- **Given entries**

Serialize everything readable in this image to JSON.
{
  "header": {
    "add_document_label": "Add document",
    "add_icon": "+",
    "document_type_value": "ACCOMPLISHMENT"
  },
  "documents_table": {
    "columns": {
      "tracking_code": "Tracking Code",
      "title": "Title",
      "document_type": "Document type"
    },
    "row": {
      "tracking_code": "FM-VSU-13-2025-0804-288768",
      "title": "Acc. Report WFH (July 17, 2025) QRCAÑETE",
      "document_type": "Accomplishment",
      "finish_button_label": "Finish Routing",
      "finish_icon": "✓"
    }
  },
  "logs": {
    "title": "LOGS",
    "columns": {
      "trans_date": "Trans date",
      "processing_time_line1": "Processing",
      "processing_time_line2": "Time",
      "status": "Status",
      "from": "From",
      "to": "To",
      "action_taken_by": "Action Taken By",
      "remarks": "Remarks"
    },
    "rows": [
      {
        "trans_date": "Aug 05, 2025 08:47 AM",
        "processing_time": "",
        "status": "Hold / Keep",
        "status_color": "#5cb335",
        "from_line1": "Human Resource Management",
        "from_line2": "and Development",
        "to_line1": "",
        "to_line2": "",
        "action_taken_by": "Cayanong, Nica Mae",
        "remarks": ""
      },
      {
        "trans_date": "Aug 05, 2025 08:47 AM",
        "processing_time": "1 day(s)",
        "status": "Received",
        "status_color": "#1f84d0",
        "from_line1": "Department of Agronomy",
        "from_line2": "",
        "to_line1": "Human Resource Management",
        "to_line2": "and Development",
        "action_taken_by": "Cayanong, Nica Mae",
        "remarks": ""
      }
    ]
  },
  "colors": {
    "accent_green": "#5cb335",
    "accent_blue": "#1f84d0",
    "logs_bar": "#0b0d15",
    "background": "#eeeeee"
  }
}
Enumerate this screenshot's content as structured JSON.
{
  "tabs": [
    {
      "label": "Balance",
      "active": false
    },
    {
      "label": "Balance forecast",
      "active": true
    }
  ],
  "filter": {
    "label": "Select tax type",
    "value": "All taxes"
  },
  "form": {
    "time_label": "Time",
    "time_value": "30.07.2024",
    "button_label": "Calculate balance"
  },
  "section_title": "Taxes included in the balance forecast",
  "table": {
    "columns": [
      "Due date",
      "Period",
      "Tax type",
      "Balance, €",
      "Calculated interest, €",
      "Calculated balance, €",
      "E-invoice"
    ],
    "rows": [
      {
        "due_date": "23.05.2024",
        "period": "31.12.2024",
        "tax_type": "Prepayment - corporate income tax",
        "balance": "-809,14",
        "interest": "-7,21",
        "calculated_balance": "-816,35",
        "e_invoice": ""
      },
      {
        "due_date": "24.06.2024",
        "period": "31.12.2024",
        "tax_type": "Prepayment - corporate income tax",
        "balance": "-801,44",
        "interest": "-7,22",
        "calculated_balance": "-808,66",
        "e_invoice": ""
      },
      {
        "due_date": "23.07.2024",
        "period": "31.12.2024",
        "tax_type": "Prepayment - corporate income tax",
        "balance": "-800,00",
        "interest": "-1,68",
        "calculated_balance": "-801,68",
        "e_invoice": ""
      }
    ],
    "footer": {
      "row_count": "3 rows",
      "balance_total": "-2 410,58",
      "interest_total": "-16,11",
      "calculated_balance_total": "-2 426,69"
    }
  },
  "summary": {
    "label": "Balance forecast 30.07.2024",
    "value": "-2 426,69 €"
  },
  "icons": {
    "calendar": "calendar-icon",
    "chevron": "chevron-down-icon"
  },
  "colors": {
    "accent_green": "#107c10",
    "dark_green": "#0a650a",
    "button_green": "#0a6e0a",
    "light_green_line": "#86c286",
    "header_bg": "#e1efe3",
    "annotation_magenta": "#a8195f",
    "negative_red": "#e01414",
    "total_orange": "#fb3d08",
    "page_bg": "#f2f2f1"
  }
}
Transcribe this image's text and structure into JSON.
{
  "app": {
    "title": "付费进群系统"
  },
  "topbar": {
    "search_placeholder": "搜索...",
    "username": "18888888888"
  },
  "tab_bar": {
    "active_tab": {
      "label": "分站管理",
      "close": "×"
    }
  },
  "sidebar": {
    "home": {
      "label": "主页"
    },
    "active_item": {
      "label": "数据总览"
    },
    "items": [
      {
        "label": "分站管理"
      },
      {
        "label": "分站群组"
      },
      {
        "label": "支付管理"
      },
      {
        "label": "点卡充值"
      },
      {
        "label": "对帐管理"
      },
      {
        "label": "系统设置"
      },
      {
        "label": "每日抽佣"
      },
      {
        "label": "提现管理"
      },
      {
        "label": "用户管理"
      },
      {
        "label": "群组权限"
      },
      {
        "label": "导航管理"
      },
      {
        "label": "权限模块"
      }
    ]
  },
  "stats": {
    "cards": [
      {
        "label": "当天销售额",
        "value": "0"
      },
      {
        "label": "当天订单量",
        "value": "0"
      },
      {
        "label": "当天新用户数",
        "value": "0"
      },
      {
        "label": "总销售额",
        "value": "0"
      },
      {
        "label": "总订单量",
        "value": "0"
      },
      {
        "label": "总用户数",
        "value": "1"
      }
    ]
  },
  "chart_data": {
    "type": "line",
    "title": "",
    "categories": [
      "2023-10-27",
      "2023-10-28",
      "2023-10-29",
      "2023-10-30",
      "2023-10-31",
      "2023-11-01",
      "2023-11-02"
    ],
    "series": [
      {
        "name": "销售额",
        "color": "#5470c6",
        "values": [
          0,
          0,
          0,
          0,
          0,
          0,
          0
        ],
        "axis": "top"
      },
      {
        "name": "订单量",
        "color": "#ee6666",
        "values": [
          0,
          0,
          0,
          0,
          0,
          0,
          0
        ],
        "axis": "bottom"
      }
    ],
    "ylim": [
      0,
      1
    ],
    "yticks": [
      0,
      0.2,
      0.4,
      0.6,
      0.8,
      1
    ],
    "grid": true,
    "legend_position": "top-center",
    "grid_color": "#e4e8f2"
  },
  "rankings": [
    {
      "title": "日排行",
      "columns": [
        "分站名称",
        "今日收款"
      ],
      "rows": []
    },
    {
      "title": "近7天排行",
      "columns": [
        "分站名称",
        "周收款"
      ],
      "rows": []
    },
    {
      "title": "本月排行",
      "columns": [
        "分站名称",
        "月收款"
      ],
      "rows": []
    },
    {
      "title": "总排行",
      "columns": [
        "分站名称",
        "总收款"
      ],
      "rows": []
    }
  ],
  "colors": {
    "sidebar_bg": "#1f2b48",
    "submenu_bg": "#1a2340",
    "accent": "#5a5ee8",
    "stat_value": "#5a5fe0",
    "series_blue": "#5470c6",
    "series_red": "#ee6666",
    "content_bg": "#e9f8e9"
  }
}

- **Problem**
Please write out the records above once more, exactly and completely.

- **Answer to this problem**
Serialize everything readable in this image to JSON.
{
  "header": {
    "add_document_label": "Add document",
    "add_icon": "+",
    "document_type_value": "ACCOMPLISHMENT"
  },
  "documents_table": {
    "columns": {
      "tracking_code": "Tracking Code",
      "title": "Title",
      "document_type": "Document type"
    },
    "row": {
      "tracking_code": "FM-VSU-13-2025-0804-288768",
      "title": "Acc. Report WFH (July 17, 2025) QRCAÑETE",
      "document_type": "Accomplishment",
      "finish_button_label": "Finish Routing",
      "finish_icon": "✓"
    }
  },
  "logs": {
    "title": "LOGS",
    "columns": {
      "trans_date": "Trans date",
      "processing_time_line1": "Processing",
      "processing_time_line2": "Time",
      "status": "Status",
      "from": "From",
      "to": "To",
      "action_taken_by": "Action Taken By",
      "remarks": "Remarks"
    },
    "rows": [
      {
        "trans_date": "Aug 05, 2025 08:47 AM",
        "processing_time": "",
        "status": "Hold / Keep",
        "status_color": "#5cb335",
        "from_line1": "Human Resource Management",
        "from_line2": "and Development",
        "to_line1": "",
        "to_line2": "",
        "action_taken_by": "Cayanong, Nica Mae",
        "remarks": ""
      },
      {
        "trans_date": "Aug 05, 2025 08:47 AM",
        "processing_time": "1 day(s)",
        "status": "Received",
        "status_color": "#1f84d0",
        "from_line1": "Department of Agronomy",
        "from_line2": "",
        "to_line1": "Human Resource Management",
        "to_line2": "and Development",
        "action_taken_by": "Cayanong, Nica Mae",
        "remarks": ""
      }
    ]
  },
  "colors": {
    "accent_green": "#5cb335",
    "accent_blue": "#1f84d0",
    "logs_bar": "#0b0d15",
    "background": "#eeeeee"
  }
}
Enumerate this screenshot's content as structured JSON.
{
  "tabs": [
    {
      "label": "Balance",
      "active": false
    },
    {
      "label": "Balance forecast",
      "active": true
    }
  ],
  "filter": {
    "label": "Select tax type",
    "value": "All taxes"
  },
  "form": {
    "time_label": "Time",
    "time_value": "30.07.2024",
    "button_label": "Calculate balance"
  },
  "section_title": "Taxes included in the balance forecast",
  "table": {
    "columns": [
      "Due date",
      "Period",
      "Tax type",
      "Balance, €",
      "Calculated interest, €",
      "Calculated balance, €",
      "E-invoice"
    ],
    "rows": [
      {
        "due_date": "23.05.2024",
        "period": "31.12.2024",
        "tax_type": "Prepayment - corporate income tax",
        "balance": "-809,14",
        "interest": "-7,21",
        "calculated_balance": "-816,35",
        "e_invoice": ""
      },
      {
        "due_date": "24.06.2024",
        "period": "31.12.2024",
        "tax_type": "Prepayment - corporate income tax",
        "balance": "-801,44",
        "interest": "-7,22",
        "calculated_balance": "-808,66",
        "e_invoice": ""
      },
      {
        "due_date": "23.07.2024",
        "period": "31.12.2024",
        "tax_type": "Prepayment - corporate income tax",
        "balance": "-800,00",
        "interest": "-1,68",
        "calculated_balance": "-801,68",
        "e_invoice": ""
      }
    ],
    "footer": {
      "row_count": "3 rows",
      "balance_total": "-2 410,58",
      "interest_total": "-16,11",
      "calculated_balance_total": "-2 426,69"
    }
  },
  "summary": {
    "label": "Balance forecast 30.07.2024",
    "value": "-2 426,69 €"
  },
  "icons": {
    "calendar": "calendar-icon",
    "chevron": "chevron-down-icon"
  },
  "colors": {
    "accent_green": "#107c10",
    "dark_green": "#0a650a",
    "button_green": "#0a6e0a",
    "light_green_line": "#86c286",
    "header_bg": "#e1efe3",
    "annotation_magenta": "#a8195f",
    "negative_red": "#e01414",
    "total_orange": "#fb3d08",
    "page_bg": "#f2f2f1"
  }
}
Transcribe this image's text and structure into JSON.
{
  "app": {
    "title": "付费进群系统"
  },
  "topbar": {
    "search_placeholder": "搜索...",
    "username": "18888888888"
  },
  "tab_bar": {
    "active_tab": {
      "label": "分站管理",
      "close": "×"
    }
  },
  "sidebar": {
    "home": {
      "label": "主页"
    },
    "active_item": {
      "label": "数据总览"
    },
    "items": [
      {
        "label": "分站管理"
      },
      {
        "label": "分站群组"
      },
      {
        "label": "支付管理"
      },
      {
        "label": "点卡充值"
      },
      {
        "label": "对帐管理"
      },
      {
        "label": "系统设置"
      },
      {
        "label": "每日抽佣"
      },
      {
        "label": "提现管理"
      },
      {
        "label": "用户管理"
      },
      {
        "label": "群组权限"
      },
      {
        "label": "导航管理"
      },
      {
        "label": "权限模块"
      }
    ]
  },
  "stats": {
    "cards": [
      {
        "label": "当天销售额",
        "value": "0"
      },
      {
        "label": "当天订单量",
        "value": "0"
      },
      {
        "label": "当天新用户数",
        "value": "0"
      },
      {
        "label": "总销售额",
        "value": "0"
      },
      {
        "label": "总订单量",
        "value": "0"
      },
      {
        "label": "总用户数",
        "value": "1"
      }
    ]
  },
  "chart_data": {
    "type": "line",
    "title": "",
    "categories": [
      "2023-10-27",
      "2023-10-28",
      "2023-10-29",
      "2023-10-30",
      "2023-10-31",
      "2023-11-01",
      "2023-11-02"
    ],
    "series": [
      {
        "name": "销售额",
        "color": "#5470c6",
        "values": [
          0,
          0,
          0,
          0,
          0,
          0,
          0
        ],
        "axis": "top"
      },
      {
        "name": "订单量",
        "color": "#ee6666",
        "values": [
          0,
          0,
          0,
          0,
          0,
          0,
          0
        ],
        "axis": "bottom"
      }
    ],
    "ylim": [
      0,
      1
    ],
    "yticks": [
      0,
      0.2,
      0.4,
      0.6,
      0.8,
      1
    ],
    "grid": true,
    "legend_position": "top-center",
    "grid_color": "#e4e8f2"
  },
  "rankings": [
    {
      "title": "日排行",
      "columns": [
        "分站名称",
        "今日收款"
      ],
      "rows": []
    },
    {
      "title": "近7天排行",
      "columns": [
        "分站名称",
        "周收款"
      ],
      "rows": []
    },
    {
      "title": "本月排行",
      "columns": [
        "分站名称",
        "月收款"
      ],
      "rows": []
    },
    {
      "title": "总排行",
      "columns": [
        "分站名称",
        "总收款"
      ],
      "rows": []
    }
  ],
  "colors": {
    "sidebar_bg": "#1f2b48",
    "submenu_bg": "#1a2340",
    "accent": "#5a5ee8",
    "stat_value": "#5a5fe0",
    "series_blue": "#5470c6",
    "series_red": "#ee6666",
    "content_bg": "#e9f8e9"
  }
}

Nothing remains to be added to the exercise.